Hypertension and metabolic syndrome are important causes of cardiovascular diseases, the researchers said. Pixabay

People who are exposed to high pollution levels are at significantly higher risk of suffering from hypertension, metabolic syndrome and heart diseases, says a new study.

In the study, published in Journal of Public Health, the researchers investigated the associations between a long-term exposure to ambient air pollution and residential distance to green spaces and major roads with the development of hypertension and metabolic syndrome components such as a high triglyceride level, reduced high-density lipoprotein cholesterol, higher blood glucose, and obesity.

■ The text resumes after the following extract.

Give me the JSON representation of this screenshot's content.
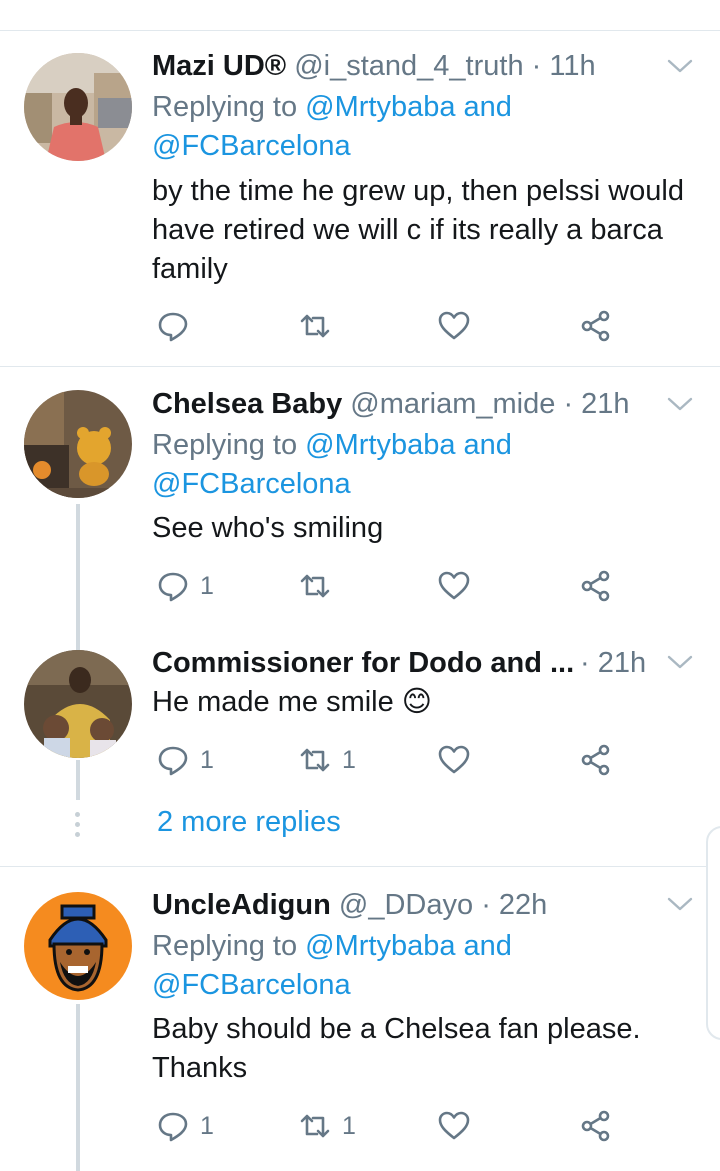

Hypertension and metabolic syndrome are important causes of cardiovascular diseases, the researchers said. The study’s findings showed that air pollution levels above the median are associated with a higher risk of reduced high density lipoprotein.

air pollution, cardiovascular diseases, hypertension
The study’s findings showed that air pollution levels above the median are associated with a higher risk of reduced high density lipoprotein. VOA

Traffic-related exposure was associated with the incidence of hypertension, higher triglyceride level and reduced high-density lipoprotein cholesterol. However, the negative impact of traffic air pollutants was observed only in the participants who lived in multifamily buildings.

ALSO READ: Paris to Restrict Car Use as a Measure to Fight Against Surging Air Pollution

The researchers also found positive effects of the natural environment, and have emphasized the positive impact of such spaces on cardiovascular health.

“Our research results enable us to say that we should regulate as much as possible the living space for one person in multifamily houses, improve the noise insulation of apartments, and promote the development of green spaces in multifamily houses” said study’s lead author Agn Brazien. (IANS)